Medical experts and cancer patients alike hope to see new and innovative diagnostic and therapeutic approaches to the disease on the island with the inauguration of the Nicola David-Pinedo Cyprus Cancer Research Institute (CCRI) on Monday.
President Nikos Christodoulides, who attended the ceremony hailed the creation of a “pioneering research centre” in Cyprus.
“In today’s global environment, the current conditions of development and progress, it is equally important to work and promote innovation, especially when it comes to the health sector. And the space we are inaugurating today responds exactly to this philosophy and serves this approach,” he said.
The new centre is situated at the west entrance of the University of Cyprus campus.
The project consortium belongs to three partners: the University of Cyprus, the Karaiskakio Foundation and the Bank of Cyprus Oncology Centre.
The Institute, he said in his speech, will be a “landmark for our country”, but also an important nucleus for the development of a national network of Research Excellence, highlighting Cyprus as a centre for cancer research and patient treatment, as well as an incubator for young scientists, creating bridges of communication and knowledge exchange with other centres abroad, while offering training opportunities.

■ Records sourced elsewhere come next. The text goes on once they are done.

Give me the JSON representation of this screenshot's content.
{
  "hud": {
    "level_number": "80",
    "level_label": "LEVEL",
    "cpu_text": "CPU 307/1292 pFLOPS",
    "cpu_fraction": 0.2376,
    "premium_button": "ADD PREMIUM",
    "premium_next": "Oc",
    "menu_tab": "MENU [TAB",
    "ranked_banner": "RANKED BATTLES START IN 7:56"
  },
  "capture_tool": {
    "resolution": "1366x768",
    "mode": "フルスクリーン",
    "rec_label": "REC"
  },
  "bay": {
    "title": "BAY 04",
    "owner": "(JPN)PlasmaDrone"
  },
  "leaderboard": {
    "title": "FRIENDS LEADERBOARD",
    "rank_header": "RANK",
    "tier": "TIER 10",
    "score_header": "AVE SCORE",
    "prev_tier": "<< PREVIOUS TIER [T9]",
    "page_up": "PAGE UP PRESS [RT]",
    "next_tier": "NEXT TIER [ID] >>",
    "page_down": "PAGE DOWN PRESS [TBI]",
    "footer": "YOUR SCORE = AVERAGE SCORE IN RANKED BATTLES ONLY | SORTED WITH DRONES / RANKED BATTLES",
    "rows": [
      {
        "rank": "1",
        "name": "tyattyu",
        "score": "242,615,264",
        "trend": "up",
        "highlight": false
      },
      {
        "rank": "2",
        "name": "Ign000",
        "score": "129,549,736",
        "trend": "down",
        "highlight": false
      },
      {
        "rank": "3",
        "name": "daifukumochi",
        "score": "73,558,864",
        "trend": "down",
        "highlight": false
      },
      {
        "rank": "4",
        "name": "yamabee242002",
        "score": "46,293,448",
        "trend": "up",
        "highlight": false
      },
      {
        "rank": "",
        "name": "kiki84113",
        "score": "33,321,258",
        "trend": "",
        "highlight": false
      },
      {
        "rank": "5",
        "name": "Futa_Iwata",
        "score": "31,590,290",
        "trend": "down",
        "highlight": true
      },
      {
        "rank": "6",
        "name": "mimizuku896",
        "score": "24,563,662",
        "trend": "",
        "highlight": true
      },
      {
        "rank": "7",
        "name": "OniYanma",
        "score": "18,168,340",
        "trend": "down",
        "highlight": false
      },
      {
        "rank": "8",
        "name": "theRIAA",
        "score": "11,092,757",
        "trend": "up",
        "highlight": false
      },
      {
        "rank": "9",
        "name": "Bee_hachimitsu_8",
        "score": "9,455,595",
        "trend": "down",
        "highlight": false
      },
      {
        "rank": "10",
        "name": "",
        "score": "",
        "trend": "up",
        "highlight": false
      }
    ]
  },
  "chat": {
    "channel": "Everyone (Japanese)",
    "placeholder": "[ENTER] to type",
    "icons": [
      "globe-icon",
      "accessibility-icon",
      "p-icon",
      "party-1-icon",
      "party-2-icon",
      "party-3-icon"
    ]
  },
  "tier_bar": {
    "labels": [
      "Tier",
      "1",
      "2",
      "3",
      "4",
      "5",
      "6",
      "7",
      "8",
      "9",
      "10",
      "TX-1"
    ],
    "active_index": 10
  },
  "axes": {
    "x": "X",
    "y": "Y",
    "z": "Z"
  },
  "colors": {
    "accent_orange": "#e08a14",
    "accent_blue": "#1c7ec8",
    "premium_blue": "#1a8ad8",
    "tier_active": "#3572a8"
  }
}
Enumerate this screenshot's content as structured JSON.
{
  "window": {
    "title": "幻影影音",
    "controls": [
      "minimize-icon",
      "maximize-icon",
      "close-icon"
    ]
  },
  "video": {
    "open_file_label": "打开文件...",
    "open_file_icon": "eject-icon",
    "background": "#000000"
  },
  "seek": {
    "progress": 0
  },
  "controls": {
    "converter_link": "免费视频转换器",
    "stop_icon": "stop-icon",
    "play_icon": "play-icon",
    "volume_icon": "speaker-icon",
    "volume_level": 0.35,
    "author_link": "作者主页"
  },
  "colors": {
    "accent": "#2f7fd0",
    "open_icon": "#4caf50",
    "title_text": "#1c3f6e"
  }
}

The event was attended by the European Commissioner for Health and Food Safety, Stella Kyriakidou, the Vice-President of the European Commission for the Promotion of the European Way of Life, Margaritis Schinas, the former President of the Republic, Nicos Anastasiades, the Interior Minister, members of the David family, and representatives of foreign diplomatic missions and the local authority of Nicosia.
The building is named after Nicola David-Pinedo, daughter of the building’s donors, George and Kaiti David, who lost her battle with cancer in 2016.
“You are leaving a legacy that will promote continuous cognitive training and the search for new therapeutic approaches to cancer, for the benefit of thousands of our fellow human beings who live and struggle daily with this disease,” he said.
He said that the state, recognising the importance of the CCRI, will promote its institutional support with the aim of its better utilisation and that the most essential way of supporting the Centre will be announced in the near future in cooperation and with other national initiatives.
In his own speech, the chairman of the board of the Cyprus Cancer Research Institute, Professor Constantinos Christofides, stated that the research activity of the Centre began in 2018 in temporary laboratories at the Karaiskaki Foundation and that as of today they are moving to their new home.
He noted that the first objective of CCRI is to establish the National Cancer Research Network which will bring together all the research groups and units engaged in cancer research in the country. “The goal is for everyone to help and benefit from the synergies, he said, adding that they want all groups with them, both from the public and private sectors,” he said.
In his speech, Schinas referred to an emblematic project for Cyprus, with great importance for Europe as a whole, noting that the scourge of cancer affects everyone. In the European Union, he said, 2.7 million people are diagnosed with cancer annually, while 1.3 million people die from the disease. He also said that 40 per cent of cases can be treated through early diagnosis, but that, “unfortunately”, only 3 per cent of health spending at European level is invested in promoting prevention and promoting a healthier lifestyle and that this is something that needs to change.
He referred to the actions of the current European Commission in the health sector, and to the European Cancer Plan which aims to tackle cancer holistically in the EU and said that with the support of the Horizon Europe programme, almost €400 million was invested in actions related to cancer for the period 2021-2023.
For her part, EU Health commissioner Stella Kyriakidou, in her speech referred to the European Plan to Fight Cancer which, she noted, brings a series of pioneering actions that span the fields of prevention, early diagnosis and treatment of cancer, but also the quality-of-life people with cancer experience. She stated that the goal is for this institute to become a great bridge from Cyprus to Europe.
Meanwhile, George David, said that when they lost their daughter in 2016, they decided, in her name, to give hope to those who fight cancer every day and to create an Institute that will promote research and focus on innovation and in the fight against the different manifestations of this disease. He said that the CCRI was created with a view to pioneering, with the perspective of leading the way in finding innovative answers to the still unanswered questions of the scientific world about this disease and to provide solutions at a practical and human level.
The Rector of the University of Cyprus, Tasos Christofidis, in his own speech, said, among other things, that many of the university’s research groups are already active in cancer research and that this centre is now the connecting link between them.